* **The problem**
If a line of the data contains the word "Flug", it is counted; report how many such lines there are and nothing else.

[Entries from a dataset of interfaces]

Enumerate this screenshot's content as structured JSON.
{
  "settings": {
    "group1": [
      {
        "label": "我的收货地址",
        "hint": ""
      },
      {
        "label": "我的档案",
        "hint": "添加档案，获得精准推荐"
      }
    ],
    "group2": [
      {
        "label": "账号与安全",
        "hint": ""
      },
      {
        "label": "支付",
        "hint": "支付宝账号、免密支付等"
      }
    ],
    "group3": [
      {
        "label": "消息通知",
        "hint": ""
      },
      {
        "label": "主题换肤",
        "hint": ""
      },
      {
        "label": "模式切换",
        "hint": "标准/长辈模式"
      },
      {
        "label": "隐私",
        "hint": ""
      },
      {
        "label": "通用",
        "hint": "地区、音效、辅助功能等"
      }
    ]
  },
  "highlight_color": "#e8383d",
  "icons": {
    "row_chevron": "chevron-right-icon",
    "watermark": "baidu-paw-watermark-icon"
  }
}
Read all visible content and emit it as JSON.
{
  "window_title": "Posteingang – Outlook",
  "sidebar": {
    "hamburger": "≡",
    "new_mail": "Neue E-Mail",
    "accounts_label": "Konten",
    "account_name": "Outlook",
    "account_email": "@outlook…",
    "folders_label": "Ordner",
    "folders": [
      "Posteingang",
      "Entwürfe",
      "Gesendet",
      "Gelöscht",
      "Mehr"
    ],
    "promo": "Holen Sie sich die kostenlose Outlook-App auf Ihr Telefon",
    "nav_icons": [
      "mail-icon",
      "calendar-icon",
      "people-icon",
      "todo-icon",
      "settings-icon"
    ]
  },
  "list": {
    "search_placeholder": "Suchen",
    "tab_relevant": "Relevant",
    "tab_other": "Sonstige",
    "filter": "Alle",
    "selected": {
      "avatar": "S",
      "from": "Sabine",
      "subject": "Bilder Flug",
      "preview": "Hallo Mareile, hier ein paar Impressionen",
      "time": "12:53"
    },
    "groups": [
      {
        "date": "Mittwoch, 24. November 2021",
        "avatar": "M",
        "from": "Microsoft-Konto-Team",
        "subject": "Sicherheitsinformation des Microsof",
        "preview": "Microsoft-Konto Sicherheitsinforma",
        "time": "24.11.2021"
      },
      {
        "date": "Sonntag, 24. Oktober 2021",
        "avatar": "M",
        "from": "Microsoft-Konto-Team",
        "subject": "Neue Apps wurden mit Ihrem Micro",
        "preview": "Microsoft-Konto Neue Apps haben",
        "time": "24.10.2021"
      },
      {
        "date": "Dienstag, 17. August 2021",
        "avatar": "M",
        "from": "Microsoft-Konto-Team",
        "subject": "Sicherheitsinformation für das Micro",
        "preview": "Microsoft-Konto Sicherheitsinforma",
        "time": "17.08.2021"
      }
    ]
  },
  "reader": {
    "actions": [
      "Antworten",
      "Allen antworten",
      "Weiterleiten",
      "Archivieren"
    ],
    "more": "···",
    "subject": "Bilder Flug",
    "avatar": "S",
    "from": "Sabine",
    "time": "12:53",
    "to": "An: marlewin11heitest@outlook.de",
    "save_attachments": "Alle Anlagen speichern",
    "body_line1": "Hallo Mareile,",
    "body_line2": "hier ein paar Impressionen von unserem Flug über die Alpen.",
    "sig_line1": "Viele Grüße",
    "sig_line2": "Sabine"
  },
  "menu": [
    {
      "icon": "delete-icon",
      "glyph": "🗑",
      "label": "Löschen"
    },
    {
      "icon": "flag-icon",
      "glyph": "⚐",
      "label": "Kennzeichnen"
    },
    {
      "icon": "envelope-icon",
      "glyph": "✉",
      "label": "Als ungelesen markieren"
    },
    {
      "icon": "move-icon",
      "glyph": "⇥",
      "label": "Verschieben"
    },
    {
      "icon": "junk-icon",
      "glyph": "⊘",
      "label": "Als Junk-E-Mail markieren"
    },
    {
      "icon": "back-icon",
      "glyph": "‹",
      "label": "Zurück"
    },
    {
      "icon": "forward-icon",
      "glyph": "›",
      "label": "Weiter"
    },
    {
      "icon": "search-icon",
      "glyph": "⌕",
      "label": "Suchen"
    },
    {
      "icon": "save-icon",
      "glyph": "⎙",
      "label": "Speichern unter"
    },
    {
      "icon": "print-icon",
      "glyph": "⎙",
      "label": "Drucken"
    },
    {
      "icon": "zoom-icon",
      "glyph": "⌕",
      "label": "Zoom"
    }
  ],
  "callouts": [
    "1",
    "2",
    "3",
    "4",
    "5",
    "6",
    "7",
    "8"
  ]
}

* **Answer to this exercise**
3